##### Excerpted records #####

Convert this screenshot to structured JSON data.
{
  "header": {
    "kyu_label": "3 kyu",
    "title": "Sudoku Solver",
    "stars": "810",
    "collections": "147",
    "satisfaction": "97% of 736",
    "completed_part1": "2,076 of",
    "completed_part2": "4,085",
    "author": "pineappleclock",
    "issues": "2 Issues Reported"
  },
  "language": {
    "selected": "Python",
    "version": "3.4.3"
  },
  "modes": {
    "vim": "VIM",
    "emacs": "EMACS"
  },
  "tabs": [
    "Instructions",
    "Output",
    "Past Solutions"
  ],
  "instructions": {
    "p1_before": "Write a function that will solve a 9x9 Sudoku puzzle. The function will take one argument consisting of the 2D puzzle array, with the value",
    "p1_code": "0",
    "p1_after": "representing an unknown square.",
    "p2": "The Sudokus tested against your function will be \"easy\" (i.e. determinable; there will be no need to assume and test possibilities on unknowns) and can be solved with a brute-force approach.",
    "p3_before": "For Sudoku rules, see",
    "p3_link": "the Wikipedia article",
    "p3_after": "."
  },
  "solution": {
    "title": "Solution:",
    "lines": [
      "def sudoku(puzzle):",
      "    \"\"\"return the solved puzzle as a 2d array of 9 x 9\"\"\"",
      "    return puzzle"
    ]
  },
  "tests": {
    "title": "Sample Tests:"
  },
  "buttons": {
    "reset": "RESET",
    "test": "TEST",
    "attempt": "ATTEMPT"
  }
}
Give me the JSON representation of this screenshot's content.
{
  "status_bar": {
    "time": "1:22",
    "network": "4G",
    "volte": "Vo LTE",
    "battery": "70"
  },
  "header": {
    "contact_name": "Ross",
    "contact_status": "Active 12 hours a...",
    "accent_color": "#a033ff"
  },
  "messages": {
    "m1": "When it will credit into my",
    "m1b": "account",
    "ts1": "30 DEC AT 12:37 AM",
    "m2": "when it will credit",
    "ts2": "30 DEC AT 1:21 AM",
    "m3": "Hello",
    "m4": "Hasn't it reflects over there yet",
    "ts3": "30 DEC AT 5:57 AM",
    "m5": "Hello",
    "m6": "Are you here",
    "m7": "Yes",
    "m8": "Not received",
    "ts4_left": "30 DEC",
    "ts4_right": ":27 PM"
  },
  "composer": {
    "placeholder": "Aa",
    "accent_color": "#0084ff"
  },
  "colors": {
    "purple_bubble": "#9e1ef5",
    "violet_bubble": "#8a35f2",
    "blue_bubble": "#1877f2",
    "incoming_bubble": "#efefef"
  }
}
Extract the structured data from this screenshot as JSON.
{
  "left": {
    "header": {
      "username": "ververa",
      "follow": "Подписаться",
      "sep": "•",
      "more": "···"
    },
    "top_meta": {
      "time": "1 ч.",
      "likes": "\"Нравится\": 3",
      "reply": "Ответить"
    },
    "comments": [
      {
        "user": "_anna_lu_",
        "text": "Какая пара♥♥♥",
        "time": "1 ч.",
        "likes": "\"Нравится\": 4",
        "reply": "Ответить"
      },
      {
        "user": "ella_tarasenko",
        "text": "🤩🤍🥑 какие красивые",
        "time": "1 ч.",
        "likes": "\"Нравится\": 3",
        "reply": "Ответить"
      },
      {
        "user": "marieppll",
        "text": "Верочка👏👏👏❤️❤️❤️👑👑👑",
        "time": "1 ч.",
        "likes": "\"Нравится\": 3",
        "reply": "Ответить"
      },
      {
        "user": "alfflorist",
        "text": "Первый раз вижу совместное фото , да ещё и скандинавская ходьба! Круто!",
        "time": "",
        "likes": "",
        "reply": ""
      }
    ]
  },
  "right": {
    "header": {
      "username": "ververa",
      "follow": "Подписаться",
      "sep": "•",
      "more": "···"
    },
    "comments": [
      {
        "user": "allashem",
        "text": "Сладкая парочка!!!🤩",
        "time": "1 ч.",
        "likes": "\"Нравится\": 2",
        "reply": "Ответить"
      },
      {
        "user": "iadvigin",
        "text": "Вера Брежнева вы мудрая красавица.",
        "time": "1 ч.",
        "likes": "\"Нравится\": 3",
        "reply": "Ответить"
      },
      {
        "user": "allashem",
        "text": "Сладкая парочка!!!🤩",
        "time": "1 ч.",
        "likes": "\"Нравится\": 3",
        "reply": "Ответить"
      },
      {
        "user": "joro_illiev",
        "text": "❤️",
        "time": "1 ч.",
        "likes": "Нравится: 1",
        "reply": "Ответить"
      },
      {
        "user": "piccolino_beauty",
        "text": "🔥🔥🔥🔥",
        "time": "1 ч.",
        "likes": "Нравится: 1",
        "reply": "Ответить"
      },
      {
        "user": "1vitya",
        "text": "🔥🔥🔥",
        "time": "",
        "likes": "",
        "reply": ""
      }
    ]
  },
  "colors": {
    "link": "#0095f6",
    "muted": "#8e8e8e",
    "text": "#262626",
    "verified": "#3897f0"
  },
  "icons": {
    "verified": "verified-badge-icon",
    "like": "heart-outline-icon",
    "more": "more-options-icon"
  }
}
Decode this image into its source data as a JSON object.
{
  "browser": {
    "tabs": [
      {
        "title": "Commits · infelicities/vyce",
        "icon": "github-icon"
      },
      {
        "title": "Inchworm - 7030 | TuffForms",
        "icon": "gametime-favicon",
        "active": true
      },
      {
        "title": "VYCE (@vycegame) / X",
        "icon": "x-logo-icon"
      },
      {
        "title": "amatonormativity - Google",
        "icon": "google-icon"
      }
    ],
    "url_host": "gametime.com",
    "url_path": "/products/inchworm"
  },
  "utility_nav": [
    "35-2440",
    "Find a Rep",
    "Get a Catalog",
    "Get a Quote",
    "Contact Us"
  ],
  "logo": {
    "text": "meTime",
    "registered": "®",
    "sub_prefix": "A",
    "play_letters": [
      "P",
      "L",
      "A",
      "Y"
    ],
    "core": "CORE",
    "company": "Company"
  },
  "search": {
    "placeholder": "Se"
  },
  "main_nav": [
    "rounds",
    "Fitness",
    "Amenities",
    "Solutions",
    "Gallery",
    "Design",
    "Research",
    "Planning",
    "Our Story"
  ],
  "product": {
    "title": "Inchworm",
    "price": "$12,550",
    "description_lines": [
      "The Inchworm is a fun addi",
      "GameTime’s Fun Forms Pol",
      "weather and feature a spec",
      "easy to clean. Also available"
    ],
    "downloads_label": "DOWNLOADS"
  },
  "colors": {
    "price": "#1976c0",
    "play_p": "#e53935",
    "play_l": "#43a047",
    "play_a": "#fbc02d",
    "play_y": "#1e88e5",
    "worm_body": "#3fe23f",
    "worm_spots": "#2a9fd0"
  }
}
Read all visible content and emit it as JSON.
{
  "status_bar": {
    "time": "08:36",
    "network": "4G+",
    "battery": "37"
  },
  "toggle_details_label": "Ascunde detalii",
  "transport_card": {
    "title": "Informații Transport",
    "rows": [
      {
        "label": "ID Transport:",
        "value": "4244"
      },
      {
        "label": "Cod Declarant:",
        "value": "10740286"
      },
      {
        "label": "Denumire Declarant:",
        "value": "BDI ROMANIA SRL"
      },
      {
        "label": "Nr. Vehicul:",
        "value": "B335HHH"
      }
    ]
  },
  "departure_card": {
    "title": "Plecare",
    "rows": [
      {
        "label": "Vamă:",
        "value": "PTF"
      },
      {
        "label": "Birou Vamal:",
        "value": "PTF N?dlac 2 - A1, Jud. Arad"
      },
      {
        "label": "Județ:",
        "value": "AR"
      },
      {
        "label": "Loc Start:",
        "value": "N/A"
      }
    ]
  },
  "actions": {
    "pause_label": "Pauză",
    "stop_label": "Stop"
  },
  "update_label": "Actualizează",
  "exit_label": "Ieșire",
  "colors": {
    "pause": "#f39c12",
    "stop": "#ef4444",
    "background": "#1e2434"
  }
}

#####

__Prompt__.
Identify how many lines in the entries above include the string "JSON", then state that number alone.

__Answer box__.
5